BRIEF: What is needed is every line of the data that includes the word "currency". Please copy each one.

Extracted data entries:
• • • • • • •
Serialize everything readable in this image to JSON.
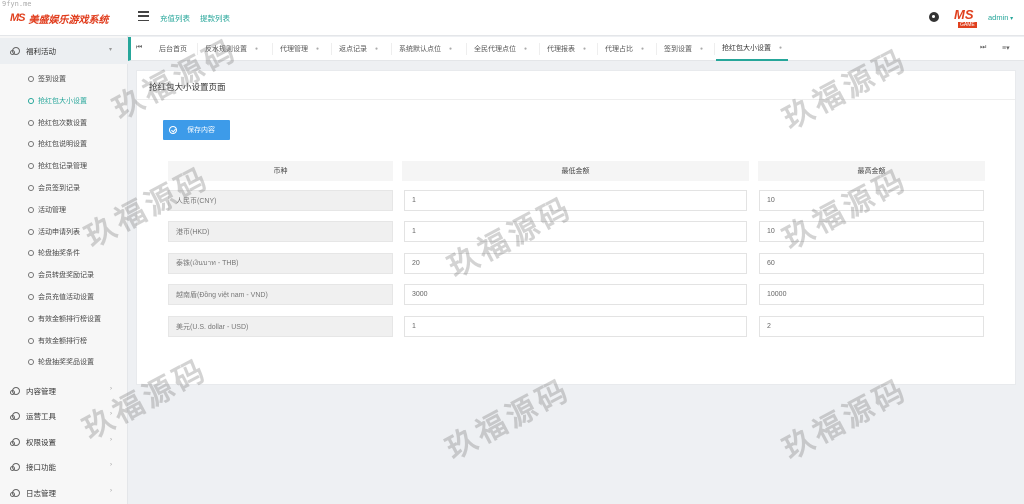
{
  "url_watermark": "9fyn.me",
  "app": {
    "logo_mark": "MS",
    "title": "美盛娱乐游戏系统"
  },
  "topnav": {
    "recharge": "充值列表",
    "withdraw": "提款列表"
  },
  "user": {
    "avatar_mark": "MS",
    "avatar_sub": "GAME",
    "name": "admin"
  },
  "sidebar": {
    "groups": [
      {
        "label": "福利活动",
        "expanded": true
      },
      {
        "label": "内容管理"
      },
      {
        "label": "运营工具"
      },
      {
        "label": "权限设置"
      },
      {
        "label": "接口功能"
      },
      {
        "label": "日志管理"
      }
    ],
    "items": [
      "签到设置",
      "抢红包大小设置",
      "抢红包次数设置",
      "抢红包说明设置",
      "抢红包记录管理",
      "会员签到记录",
      "活动管理",
      "活动申请列表",
      "轮盘抽奖条件",
      "会员转盘奖励记录",
      "会员充值活动设置",
      "有效金额排行榜设置",
      "有效金额排行榜",
      "轮盘抽奖奖品设置"
    ],
    "active_item": "抢红包大小设置"
  },
  "tabs": [
    "后台首页",
    "反水规则设置",
    "代理管理",
    "返点记录",
    "系统默认点位",
    "全民代理点位",
    "代理报表",
    "代理占比",
    "签到设置",
    "抢红包大小设置"
  ],
  "active_tab": "抢红包大小设置",
  "page": {
    "title": "抢红包大小设置页面",
    "save_label": "保存内容",
    "columns": [
      "币种",
      "最低金额",
      "最高金额"
    ],
    "rows": [
      {
        "currency": "人民币(CNY)",
        "min": "1",
        "max": "10"
      },
      {
        "currency": "港币(HKD)",
        "min": "1",
        "max": "10"
      },
      {
        "currency": "泰铢(เงินบาท - THB)",
        "min": "20",
        "max": "60"
      },
      {
        "currency": "越南盾(Đồng việt nam - VND)",
        "min": "3000",
        "max": "10000"
      },
      {
        "currency": "美元(U.S. dollar - USD)",
        "min": "1",
        "max": "2"
      }
    ]
  },
  "watermark_text": "玖福源码"
}
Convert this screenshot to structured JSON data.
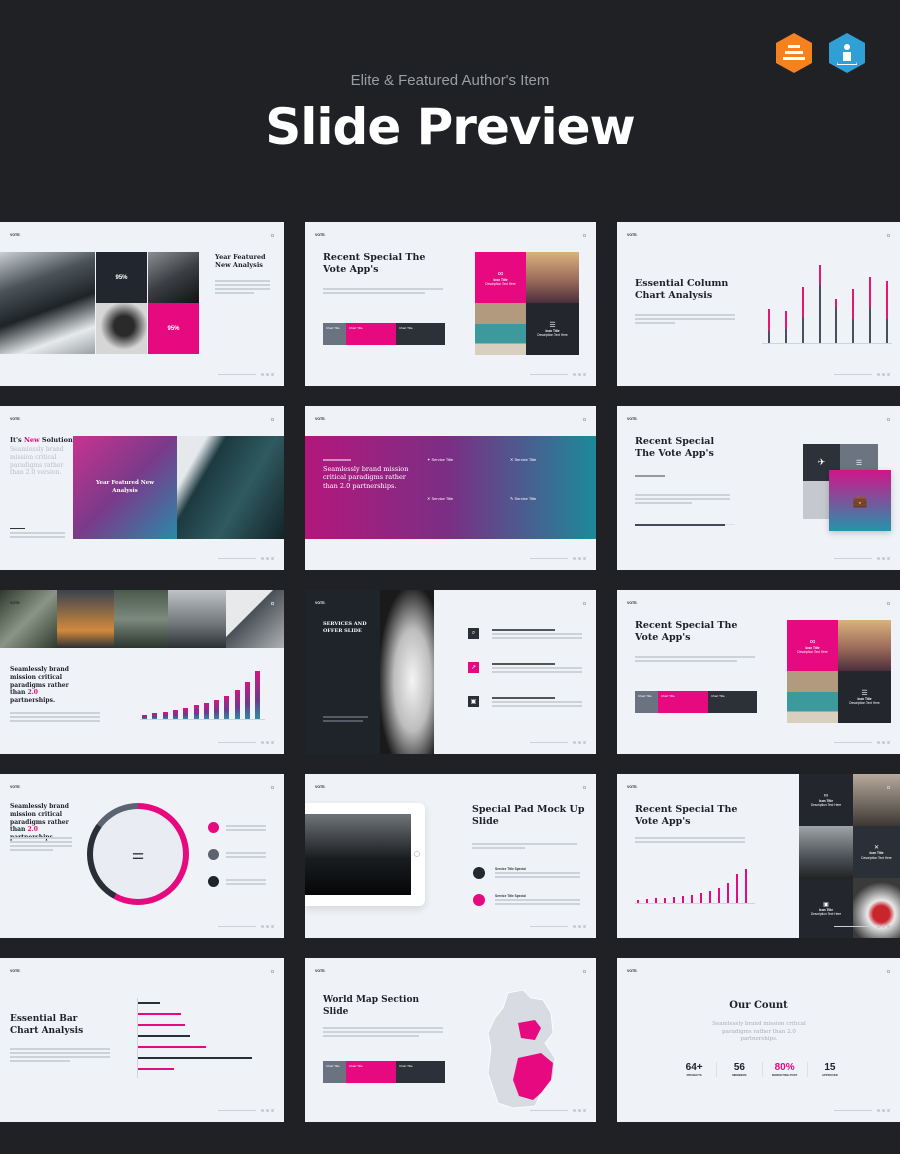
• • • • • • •
EXERCISE OUTPUT:
        "currency": "人民币(CNY)",
        "currency": "港币(HKD)",
        "currency": "泰铢(เงินบาท - THB)",
        "currency": "越南盾(Đồng việt nam - VND)",
        "currency": "美元(U.S. dollar - USD)",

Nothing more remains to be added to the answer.